As mentioned above, if you have several assistants, you can use all the baskets and set up stations, each station employing a different drill, evaluating a different skill. But I would save time at the end of each session (or the last day) for scrimmaging, 3-on-3, 4-on-4 or 5-on-5 (depending on your numbers). 3-on-3 is probably best as with the smaller number, each player's skills will become more apparent. With 5-on-5, sometimes only certain players seem to have the ball the most. I think scrimmaging is important. Some kids are "gamers"... don't necessarily possess great skills in doing station drills, but are aggressive, get after the ball and play defense and are competitive. You'll only see this if they compete in 3-on-3, 4-on-4, or 5-on-5. I would mix up the teams so that not all the good players are on one team... don't let them get "clicky" and just play with their friends. In 5-on-5 full-court, do not allow them to press... they can pick up their man after half-court.
Coaching Middle School Basketball: Organizing a Tryout
with Nick Cammarano, Frank Antonides (NJ) Middle School Boys' Basketball Coach; career winning percentage (.711), seven 20 win seasons, 1 Undefeated Season - (30-0) - 2003, 1 Run for the Roses Championship, 264 career wins in 14 seasons; Founder and Director of the Quality Basketball Instruction (QBI) Basketball Camps
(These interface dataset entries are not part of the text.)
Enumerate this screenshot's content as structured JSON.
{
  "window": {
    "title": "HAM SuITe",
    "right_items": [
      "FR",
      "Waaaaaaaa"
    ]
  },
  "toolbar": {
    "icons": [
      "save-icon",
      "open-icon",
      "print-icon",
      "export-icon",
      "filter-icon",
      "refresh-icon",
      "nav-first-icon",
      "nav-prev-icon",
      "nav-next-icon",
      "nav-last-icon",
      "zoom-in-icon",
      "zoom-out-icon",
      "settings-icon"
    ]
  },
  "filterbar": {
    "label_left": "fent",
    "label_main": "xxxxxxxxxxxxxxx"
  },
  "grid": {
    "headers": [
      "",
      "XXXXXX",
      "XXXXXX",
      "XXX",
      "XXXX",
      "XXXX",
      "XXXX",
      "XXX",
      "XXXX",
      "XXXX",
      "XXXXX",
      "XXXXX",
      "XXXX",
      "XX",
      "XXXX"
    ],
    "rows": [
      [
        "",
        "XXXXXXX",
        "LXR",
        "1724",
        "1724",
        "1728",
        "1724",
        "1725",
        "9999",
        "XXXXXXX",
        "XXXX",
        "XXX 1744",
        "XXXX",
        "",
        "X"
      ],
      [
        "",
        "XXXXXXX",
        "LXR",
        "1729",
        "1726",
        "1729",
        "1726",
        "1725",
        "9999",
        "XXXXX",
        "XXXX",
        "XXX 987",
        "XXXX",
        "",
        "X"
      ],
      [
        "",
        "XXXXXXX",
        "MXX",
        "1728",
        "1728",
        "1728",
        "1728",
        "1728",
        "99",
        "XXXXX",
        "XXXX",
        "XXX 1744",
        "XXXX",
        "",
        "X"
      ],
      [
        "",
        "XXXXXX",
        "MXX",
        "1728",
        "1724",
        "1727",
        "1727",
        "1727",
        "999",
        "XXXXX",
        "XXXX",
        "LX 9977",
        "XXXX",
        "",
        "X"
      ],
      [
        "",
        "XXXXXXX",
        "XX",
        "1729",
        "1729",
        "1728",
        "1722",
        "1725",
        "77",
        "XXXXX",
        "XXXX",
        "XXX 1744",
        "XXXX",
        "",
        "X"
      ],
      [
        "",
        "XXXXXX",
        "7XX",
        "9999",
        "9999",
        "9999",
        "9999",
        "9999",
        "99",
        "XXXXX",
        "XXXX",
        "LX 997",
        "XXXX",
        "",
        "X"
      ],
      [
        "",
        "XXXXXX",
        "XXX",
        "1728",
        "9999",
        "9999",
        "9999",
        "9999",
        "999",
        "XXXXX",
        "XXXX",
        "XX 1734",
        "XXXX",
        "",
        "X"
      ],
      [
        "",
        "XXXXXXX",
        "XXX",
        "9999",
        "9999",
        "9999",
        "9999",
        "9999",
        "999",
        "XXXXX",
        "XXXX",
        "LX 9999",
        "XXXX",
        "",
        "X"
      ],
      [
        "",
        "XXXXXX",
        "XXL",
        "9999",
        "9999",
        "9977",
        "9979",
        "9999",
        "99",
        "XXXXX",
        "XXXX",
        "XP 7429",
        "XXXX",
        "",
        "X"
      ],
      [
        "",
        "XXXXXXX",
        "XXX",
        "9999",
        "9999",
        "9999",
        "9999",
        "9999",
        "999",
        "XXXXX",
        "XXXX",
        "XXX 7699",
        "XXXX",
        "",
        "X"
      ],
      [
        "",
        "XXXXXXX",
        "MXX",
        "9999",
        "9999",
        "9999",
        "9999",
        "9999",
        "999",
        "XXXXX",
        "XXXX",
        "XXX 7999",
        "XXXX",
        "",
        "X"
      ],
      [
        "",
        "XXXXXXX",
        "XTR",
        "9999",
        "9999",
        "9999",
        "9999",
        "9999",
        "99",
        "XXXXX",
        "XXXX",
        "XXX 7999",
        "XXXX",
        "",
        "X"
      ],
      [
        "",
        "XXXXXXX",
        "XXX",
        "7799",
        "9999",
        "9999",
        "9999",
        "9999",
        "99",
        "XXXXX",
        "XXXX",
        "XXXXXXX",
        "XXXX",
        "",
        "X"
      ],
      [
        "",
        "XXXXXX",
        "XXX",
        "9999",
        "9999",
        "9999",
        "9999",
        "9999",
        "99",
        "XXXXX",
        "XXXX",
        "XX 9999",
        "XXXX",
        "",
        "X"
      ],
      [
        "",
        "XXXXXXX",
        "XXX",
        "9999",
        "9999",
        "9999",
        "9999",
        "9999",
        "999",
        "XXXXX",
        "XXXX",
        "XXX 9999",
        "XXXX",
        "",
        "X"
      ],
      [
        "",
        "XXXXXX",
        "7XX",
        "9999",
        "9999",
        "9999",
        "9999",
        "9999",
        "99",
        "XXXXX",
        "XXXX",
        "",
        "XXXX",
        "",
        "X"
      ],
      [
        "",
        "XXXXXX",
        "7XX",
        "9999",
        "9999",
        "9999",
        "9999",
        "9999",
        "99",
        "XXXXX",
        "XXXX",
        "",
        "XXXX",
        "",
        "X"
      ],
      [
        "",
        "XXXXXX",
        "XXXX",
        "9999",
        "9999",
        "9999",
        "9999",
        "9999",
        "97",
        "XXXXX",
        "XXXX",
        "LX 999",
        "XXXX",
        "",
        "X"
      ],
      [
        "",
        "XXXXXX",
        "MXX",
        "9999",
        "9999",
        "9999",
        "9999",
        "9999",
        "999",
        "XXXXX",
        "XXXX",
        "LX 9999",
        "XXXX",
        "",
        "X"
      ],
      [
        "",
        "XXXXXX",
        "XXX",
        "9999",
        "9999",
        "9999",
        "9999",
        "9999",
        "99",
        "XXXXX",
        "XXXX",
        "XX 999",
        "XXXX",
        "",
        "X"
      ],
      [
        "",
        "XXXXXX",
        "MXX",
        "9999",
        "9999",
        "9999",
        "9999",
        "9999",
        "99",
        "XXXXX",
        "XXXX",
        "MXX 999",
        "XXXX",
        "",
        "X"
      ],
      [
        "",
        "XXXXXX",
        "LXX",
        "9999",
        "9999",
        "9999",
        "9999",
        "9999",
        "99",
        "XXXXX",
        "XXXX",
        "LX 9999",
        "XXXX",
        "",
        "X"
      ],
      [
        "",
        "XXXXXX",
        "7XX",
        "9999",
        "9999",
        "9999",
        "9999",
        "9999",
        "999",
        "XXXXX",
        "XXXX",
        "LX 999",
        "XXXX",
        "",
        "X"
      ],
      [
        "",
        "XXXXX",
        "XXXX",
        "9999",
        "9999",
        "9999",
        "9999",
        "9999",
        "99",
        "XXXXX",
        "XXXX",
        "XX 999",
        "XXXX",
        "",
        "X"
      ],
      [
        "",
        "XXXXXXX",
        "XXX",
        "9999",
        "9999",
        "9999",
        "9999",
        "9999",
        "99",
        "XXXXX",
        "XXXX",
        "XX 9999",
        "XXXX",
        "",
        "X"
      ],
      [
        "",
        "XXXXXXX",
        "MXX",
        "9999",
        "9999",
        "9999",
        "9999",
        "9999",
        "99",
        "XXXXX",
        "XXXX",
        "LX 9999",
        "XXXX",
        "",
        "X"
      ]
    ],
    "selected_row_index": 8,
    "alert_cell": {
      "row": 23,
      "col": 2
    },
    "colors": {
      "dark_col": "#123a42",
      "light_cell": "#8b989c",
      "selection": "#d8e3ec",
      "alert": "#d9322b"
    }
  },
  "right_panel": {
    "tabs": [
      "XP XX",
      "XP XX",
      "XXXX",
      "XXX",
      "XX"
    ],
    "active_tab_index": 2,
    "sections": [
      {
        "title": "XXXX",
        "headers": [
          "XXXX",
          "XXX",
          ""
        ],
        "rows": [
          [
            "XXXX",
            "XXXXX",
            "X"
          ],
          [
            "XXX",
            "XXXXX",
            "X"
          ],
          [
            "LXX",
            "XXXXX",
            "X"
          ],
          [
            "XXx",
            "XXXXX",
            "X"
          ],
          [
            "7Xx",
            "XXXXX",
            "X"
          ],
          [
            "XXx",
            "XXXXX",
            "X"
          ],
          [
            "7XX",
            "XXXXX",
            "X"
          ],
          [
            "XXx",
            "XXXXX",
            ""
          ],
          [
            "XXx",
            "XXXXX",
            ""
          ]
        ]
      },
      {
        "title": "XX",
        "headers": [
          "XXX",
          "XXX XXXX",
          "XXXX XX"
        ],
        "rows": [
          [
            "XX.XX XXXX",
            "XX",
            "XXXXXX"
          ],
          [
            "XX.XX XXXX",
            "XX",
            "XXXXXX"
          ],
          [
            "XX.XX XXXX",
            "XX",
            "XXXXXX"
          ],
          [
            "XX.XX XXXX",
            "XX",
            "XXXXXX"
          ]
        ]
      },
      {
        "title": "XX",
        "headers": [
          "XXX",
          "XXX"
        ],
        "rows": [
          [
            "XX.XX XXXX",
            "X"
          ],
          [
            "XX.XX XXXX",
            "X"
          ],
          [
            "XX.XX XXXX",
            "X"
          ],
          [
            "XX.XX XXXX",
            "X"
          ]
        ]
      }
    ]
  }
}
A painful part of being a coach - a part that many coaches hate - is preseason tryouts. This is especially true when it becomes clear that cuts are in order to get the team to a manageable number of players. The best way to make these tryouts easier for the players, coaches and parents alike is to have structured, well-planned practices for tryouts. Middle School Coach Nick Cammarano explains how you can structure a tryout and shares the secrets to developing a successful tryout system that everyone can feel good about participating in..... (more info)